All data used for this page are secondary and were drawn from multiple sources. Aggregated information/data was taken from government, regional council, iwi, Statistics New Zealand and independent, commissioned reports. We also used online SNZ business and NZ Census based statistical tables/databases for broad picture analyses.  Information about the birth, death, and survival rates, industry types[1] employment rate[2], and workforce size data of all individual Māori enterprises over the 2010-2017 period were taken from Business Register datasets held in the Statistics New Zealand Integrated Data Infrastructure (IDI) resource. We also accessed New Zealand Census datasets from the IDI to examine small Māori businesses and employee levels, sole traders/self-employed and who did not fall within the SNZ Business Register criteria[3]. All data sets were checked for errors and congruence. Analysis was undertaken using a series of bivariate and multivariate calculations. The lack of sampling and statistical significance tests were precluded given the census nature and complete data sets.

 

 

1.  Geographic units belonging to economically significant enterprises; economically significant enterprises are generally defined as enterprises  with GST turnover greater than $30,000 per year. Based on data from the February reference month.

2.  Filled job figures are sourced from linked employer-employee data (March quarter).

3. Māori authorities are geographic units belonging to economically significant enterprises, identified as Māori by the Business Register.

4.  South Island comprises the West Coast, Canterbury, Otago, Southland, Tasman, Nelson, and Marlborough regions.

5.  These figures are provisional.

6   An enterprise is treated as a Māori enterprise if it meets one (or more) of these conditions:- it is an enterprise (business) with a collectively managed asset that uses current Inland Revenue eligibility criteria to be a Māori authority (whether or not it elects to be a Māori authority for tax purposes)- it is a commercial business that supports the Māori authority’s business and social activities, and sustains or builds a Māori authority’s asset base - it is a business that is 50 percent or more owned by Māori authorities.

7.   Enterprises: A business or service entity operating in New Zealand. It can be a company, partnership, trust, estate, incorporated society, producer board, local or central government organisation, voluntary organisation or self-employed individual.

8.   An enterprise is treated as a Māori enterprise if it meets one (or more) of these conditions:

9.   Enterprises: A business or service entity operating in New Zealand. It can be a company, partnership, trust, estate, incorporated society, producer board, local or central government organisation, voluntary organisation or self-employed individual.

10.   ANZSIC06 category according to the predominant activity it is engaged in. ANZSIC06 is a hierarchical classification with four levels: division, subdivision, group, and class.

11.   Employee Count (EC): Employee count is a head-count of all salary and wage earners for the February reference month.
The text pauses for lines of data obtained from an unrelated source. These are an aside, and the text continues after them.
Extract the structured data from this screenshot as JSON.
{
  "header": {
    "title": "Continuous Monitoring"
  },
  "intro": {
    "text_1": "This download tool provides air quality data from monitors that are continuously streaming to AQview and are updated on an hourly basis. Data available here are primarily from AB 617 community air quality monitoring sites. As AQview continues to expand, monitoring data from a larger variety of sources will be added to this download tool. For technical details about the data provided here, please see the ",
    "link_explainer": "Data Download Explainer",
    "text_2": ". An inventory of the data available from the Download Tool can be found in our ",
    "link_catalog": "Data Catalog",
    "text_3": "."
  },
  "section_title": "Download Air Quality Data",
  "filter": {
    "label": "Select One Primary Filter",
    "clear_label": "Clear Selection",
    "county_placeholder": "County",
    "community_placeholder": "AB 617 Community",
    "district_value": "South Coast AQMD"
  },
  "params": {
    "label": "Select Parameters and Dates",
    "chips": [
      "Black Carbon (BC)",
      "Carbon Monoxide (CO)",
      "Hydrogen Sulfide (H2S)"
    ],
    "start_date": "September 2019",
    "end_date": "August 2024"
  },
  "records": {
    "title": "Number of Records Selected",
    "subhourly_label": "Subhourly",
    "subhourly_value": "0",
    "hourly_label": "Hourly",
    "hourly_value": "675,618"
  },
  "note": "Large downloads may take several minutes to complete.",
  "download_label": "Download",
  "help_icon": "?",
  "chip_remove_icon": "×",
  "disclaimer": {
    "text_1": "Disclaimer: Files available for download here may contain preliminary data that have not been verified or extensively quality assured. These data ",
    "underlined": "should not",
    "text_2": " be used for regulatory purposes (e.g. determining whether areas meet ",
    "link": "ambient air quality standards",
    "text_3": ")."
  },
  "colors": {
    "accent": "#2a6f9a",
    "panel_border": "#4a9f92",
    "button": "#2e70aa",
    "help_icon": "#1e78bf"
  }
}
12.   An enterprise must meet at least one of the following criteria: posted annual expenses or sales subject to GST of more than $30,000, employee count of greater than three, part of a group of enterprises, registered for GST and involved in agriculture or forestry- over $40,000 of income recorded in the IR10 annual tax return (this includes some units in residential property leasing and rental) (SNZ 2013).

Note: Due to rounding, figures may not sum to the stated total(s).

Source: Statistics New Zealand